Apartment complexes at 1440-1442 Lawrence Ave. E. in Toronto
David Watkin’s book on The Rise of Architectural History has always held for me an almost Darwinian appeal — which I’ve interpreted as a delicious recognition that the cultural value related to architecture has never been static but has had its own evolutionary process. This strikes at the heart of the idea of architecture as a monument forever holding meaning and veers towards architecture as something that is intrinsically mute. Architecture may have cultural meaning only as an interested community applies it, from time to time.

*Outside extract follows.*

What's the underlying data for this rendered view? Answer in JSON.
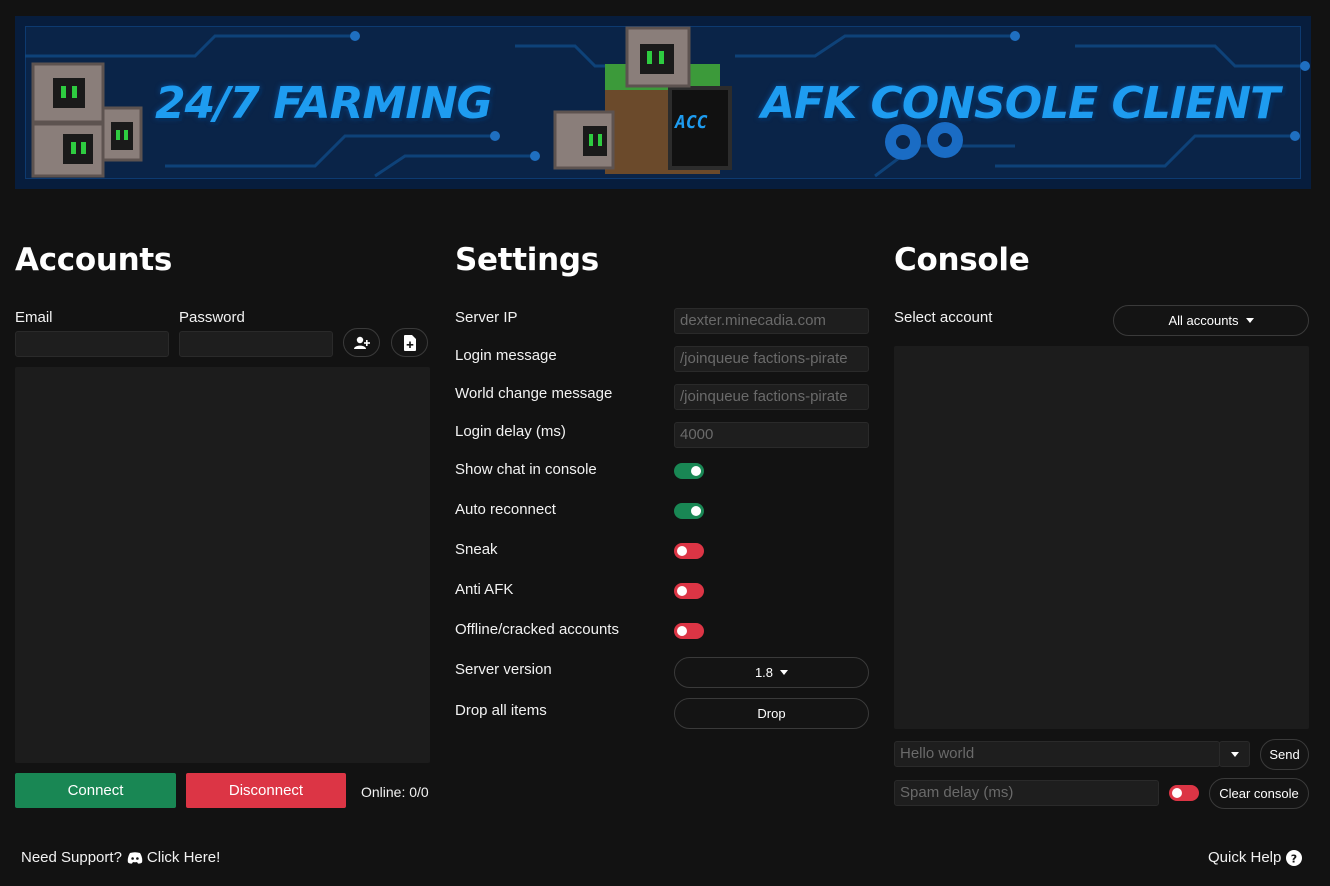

Why and how do we apply meaning to architecture? The publication of Concrete Toronto by ERA and Coach House Books (edited by Graeme Stewart and myself) was intended as a deliberate provocation to explore this production of cultural meaning and valuation. We didn’t approach the topic as historians, but as architects. The writing in Concrete Toronto is intentionally addressed to a broad audience leaving the theory to lurk beneath the text, theory from architectural writers like Watkins and Juan Pablo Bonta, or sociologist Pierre Bourdieu, or philosopher Richard Rorty, or even the artists General Idea. We started with some of the city’s most neglected buildings and collected what Bonta would call the pre-canonic voices — the many different opinions about the buildings and how they are perceived. As architects we express our enthusiasms. We are honest but we also recognize that negativity does not make a city and that architects must have a heightened sense that it is their obligation not only to build buildings but to assist in the cultural production of their associated values. General Idea asked, “if we are artists, what do artists do?” and in producing Concrete Toronto we asked, if we are architects, what do architects do?
photo by Jesse Colin Jackson